National Front (French Resistance)
The National Front (French: Front national or Front national de l'indépendance de la France) was a World War II French Resistance movement, created in 1941 by Jacques Duclos and Pierre Villon, both members of the French Communist Party (PCF). Its name was inspired by the Popular Front, a left-wing coalition which governed France from 1936 to 1938.
The political front of the FTP
The National Front (FN) was destined to be the "political representative" of the armed force called the Francs-Tireurs et Partisans (FTP). It engaged mainly in propaganda, editing reviews, fabricating false identity documents, supporting clandestine organizations logistically, and sabotaging German and Vichy facilities and capabilities. It was a member of the Conseil national de la Résistance (CNR), which federated, under Jean Moulin's authority, various Resistance movements, beginning in the middle of 1943.

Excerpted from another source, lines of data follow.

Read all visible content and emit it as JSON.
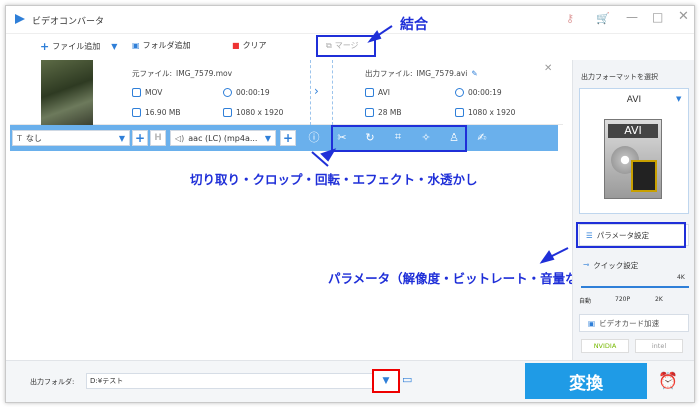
{
  "window": {
    "title": "ビデオコンバータ"
  },
  "toolbar": {
    "add_file": "ファイル追加",
    "add_folder": "フォルダ追加",
    "clear": "クリア",
    "merge": "マージ"
  },
  "file": {
    "source_label": "元ファイル:",
    "source_name": "IMG_7579.mov",
    "src_format": "MOV",
    "src_duration": "00:00:19",
    "src_size": "16.90 MB",
    "src_resolution": "1080 x 1920",
    "output_label": "出力ファイル:",
    "output_name": "IMG_7579.avi",
    "out_format": "AVI",
    "out_duration": "00:00:19",
    "out_size": "28 MB",
    "out_resolution": "1080 x 1920"
  },
  "editbar": {
    "subtitle": "なし",
    "audio": "aac (LC) (mp4a...",
    "h_label": "H"
  },
  "right": {
    "select_format": "出力フォーマットを選択",
    "format": "AVI",
    "format_icon": "AVI",
    "param_settings": "パラメータ設定",
    "quick_settings": "クイック設定",
    "q_4k": "4K",
    "q_auto": "自動",
    "q_720": "720P",
    "q_2k": "2K",
    "gpu_accel": "ビデオカード加速",
    "nvidia": "NVIDIA",
    "intel": "intel"
  },
  "bottom": {
    "output_folder_label": "出力フォルダ:",
    "output_folder_value": "D:¥テスト",
    "convert": "変換"
  },
  "annotations": {
    "merge": "結合",
    "edit_tools": "切り取り・クロップ・回転・エフェクト・水透かし",
    "params": "パラメータ（解像度・ビットレート・音量など）変更"
  },
  "colors": {
    "accent": "#2f7fd8",
    "edit_bar": "#6ab0ec",
    "convert_button": "#1f9be6",
    "annotation": "#1f2fd8",
    "highlight_red": "#e00000"
  }
}
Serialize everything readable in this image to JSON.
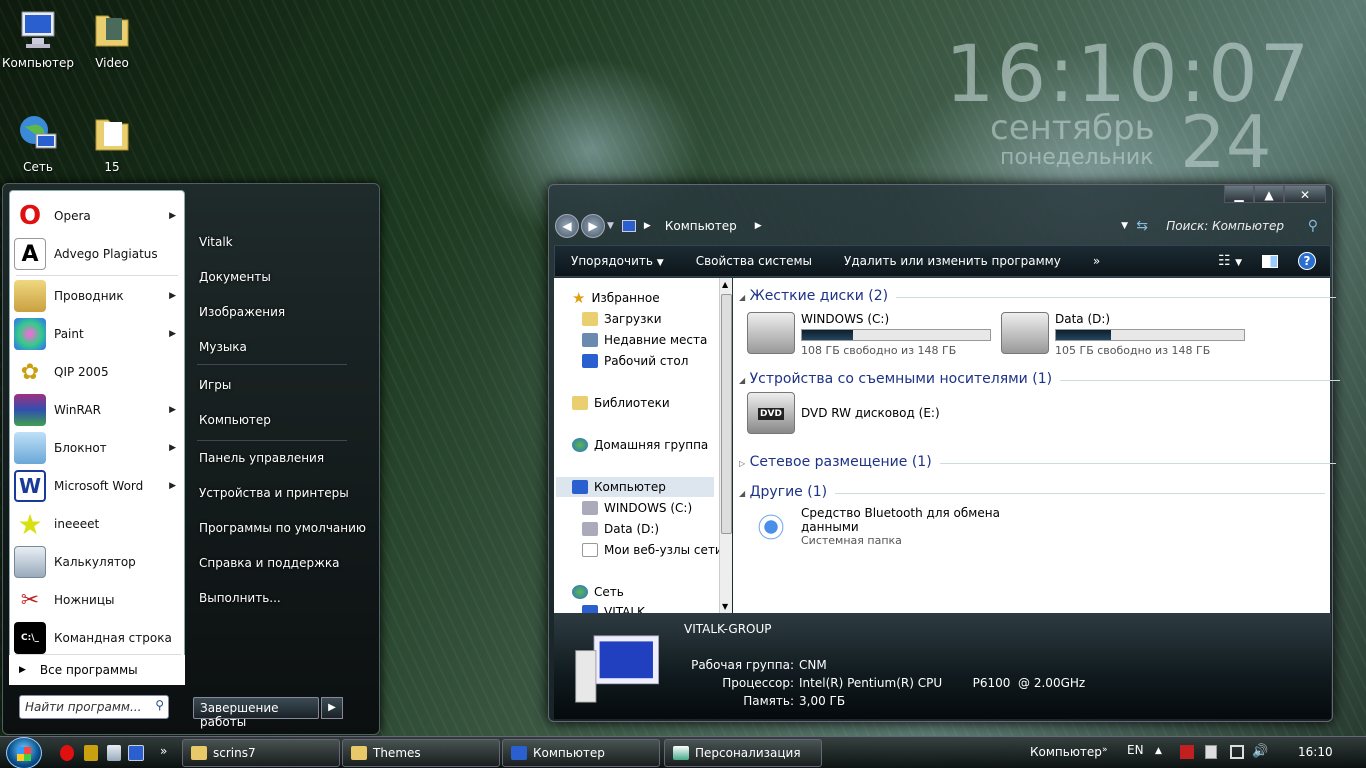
{
  "desktop": {
    "icons": [
      {
        "label": "Компьютер"
      },
      {
        "label": "Video"
      },
      {
        "label": "Сеть"
      },
      {
        "label": "15"
      }
    ]
  },
  "clock": {
    "time": "16:10:07",
    "month": "сентябрь",
    "day": "понедельник",
    "date": "24"
  },
  "start_menu": {
    "programs": [
      {
        "label": "Opera",
        "arrow": "▶"
      },
      {
        "label": "Advego Plagiatus",
        "arrow": ""
      },
      {
        "label": "Проводник",
        "arrow": "▶"
      },
      {
        "label": "Paint",
        "arrow": "▶"
      },
      {
        "label": "QIP 2005",
        "arrow": ""
      },
      {
        "label": "WinRAR",
        "arrow": "▶"
      },
      {
        "label": "Блокнот",
        "arrow": "▶"
      },
      {
        "label": "Microsoft Word",
        "arrow": "▶"
      },
      {
        "label": "ineeeet",
        "arrow": ""
      },
      {
        "label": "Калькулятор",
        "arrow": ""
      },
      {
        "label": "Ножницы",
        "arrow": ""
      },
      {
        "label": "Командная строка",
        "arrow": ""
      }
    ],
    "all_programs": "Все программы",
    "search_placeholder": "Найти программ...",
    "right": [
      {
        "label": "Vitalk"
      },
      {
        "label": "Документы"
      },
      {
        "label": "Изображения"
      },
      {
        "label": "Музыка"
      },
      {
        "label": "Игры"
      },
      {
        "label": "Компьютер"
      },
      {
        "label": "Панель управления"
      },
      {
        "label": "Устройства и принтеры"
      },
      {
        "label": "Программы по умолчанию"
      },
      {
        "label": "Справка и поддержка"
      },
      {
        "label": "Выполнить..."
      }
    ],
    "shutdown": "Завершение работы"
  },
  "explorer": {
    "breadcrumb": "Компьютер",
    "search_placeholder": "Поиск: Компьютер",
    "toolbar": {
      "organize": "Упорядочить",
      "system_props": "Свойства системы",
      "uninstall": "Удалить или изменить программу",
      "more": "»"
    },
    "nav": [
      {
        "label": "Избранное"
      },
      {
        "label": "Загрузки"
      },
      {
        "label": "Недавние места"
      },
      {
        "label": "Рабочий стол"
      },
      {
        "label": "Библиотеки"
      },
      {
        "label": "Домашняя группа"
      },
      {
        "label": "Компьютер"
      },
      {
        "label": "WINDOWS (C:)"
      },
      {
        "label": "Data (D:)"
      },
      {
        "label": "Мои веб-узлы сети"
      },
      {
        "label": "Сеть"
      },
      {
        "label": "VITALK"
      }
    ],
    "groups": {
      "hdd": "Жесткие диски (2)",
      "removable": "Устройства со съемными носителями (1)",
      "network": "Сетевое размещение (1)",
      "other": "Другие (1)"
    },
    "drives": [
      {
        "name": "WINDOWS (C:)",
        "free": "108 ГБ свободно из 148 ГБ",
        "used_fraction": 0.27
      },
      {
        "name": "Data (D:)",
        "free": "105 ГБ свободно из 148 ГБ",
        "used_fraction": 0.29
      }
    ],
    "dvd": "DVD RW дисковод (E:)",
    "bluetooth": {
      "name1": "Средство Bluetooth для обмена",
      "name2": "данными",
      "type": "Системная папка"
    },
    "details": {
      "name": "VITALK-GROUP",
      "wg_label": "Рабочая группа:",
      "wg": "CNM",
      "cpu_label": "Процессор:",
      "cpu": "Intel(R) Pentium(R) CPU        P6100  @ 2.00GHz",
      "mem_label": "Память:",
      "mem": "3,00 ГБ"
    }
  },
  "taskbar": {
    "buttons": [
      {
        "label": "scrins7"
      },
      {
        "label": "Themes"
      },
      {
        "label": "Компьютер"
      },
      {
        "label": "Персонализация"
      }
    ],
    "computer": "Компьютер",
    "lang": "EN",
    "time": "16:10"
  }
}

Led by Pierre Villon, it then extended itself to Catholics and other religious resistants. Pierre Villon stated: "The FN is the only movement where we have finally reconciled the parish priest (curé) and the teacher, the Parti Social Français and the Communist, and the Radical with the Socialist."  Various specialized professional organizations were created under the authority of the Front National (the workers' Front National, the peasants' Front National, the lawyers' Front National, the doctors' Front National, the women's Front National, etc.). After the invasion of the Soviet Union on 22 June 1941, L'Humanité, in its issues of July 2 and July 7, wrote: "Unite yourself, refuse to serve under fascism!" At that time, the FTP armed wing had already been active since 1941, but the Resistance quickly expanded itself during 1942 and 1943. The French population's morale improved as the difficulties faced by the Wehrmacht increased, in particular during the protracted Battle of Stalingrad. The 4 September 1942 Law on the STO (Service du travail obligatoire), signed by Pierre Laval, the head of government in the Vichy régime, proposed to exchange one prisoner-of-war for three Frenchmen to go to work in Nazi Germany. This was an important cause of the Resistance's dramatic increase in numbers, inspiring many young male adults to stand up and volunteer for the Maquis.
At the time of the liberation of Paris, after the deportation and death of many of the members of the original clandestine leadership, the FN resistance movement counted such figures as Frédéric Joliot-Curie, Pierre Villon, Henri Wallon, Laurent Casanova, François Mauriac, and Louis Aragon among its members.
Legal ownership of the name, "Front National"
A juridical battle between the far-right Front National and Bruno Mégret's splinter party, the National Republican Movement (MNR), for the name, "Front national," in December 1998 and January 1999, prompted the satirical newspaper, Charlie Hebdo, to outrace both by deposing at the National Industrial Property Institute (INPI), the national institute in charge of trademarks, the term "Front National," in order to give its juridical ownership back to the original Resistance movement of that name. Thus, the World War II resisters, the Front National, is once again the only movement legally entitled to be named "Front National.".
- Front National de la Résistance, memory site (French)
- Possible récupération d'une appellation usurpée par l'extrême droite, L'Humanité, January 8, 1999 (French)
- La nouvelle bataille des Résistants du vrai "Front national", L'Humanité, January 16, 1999 (French)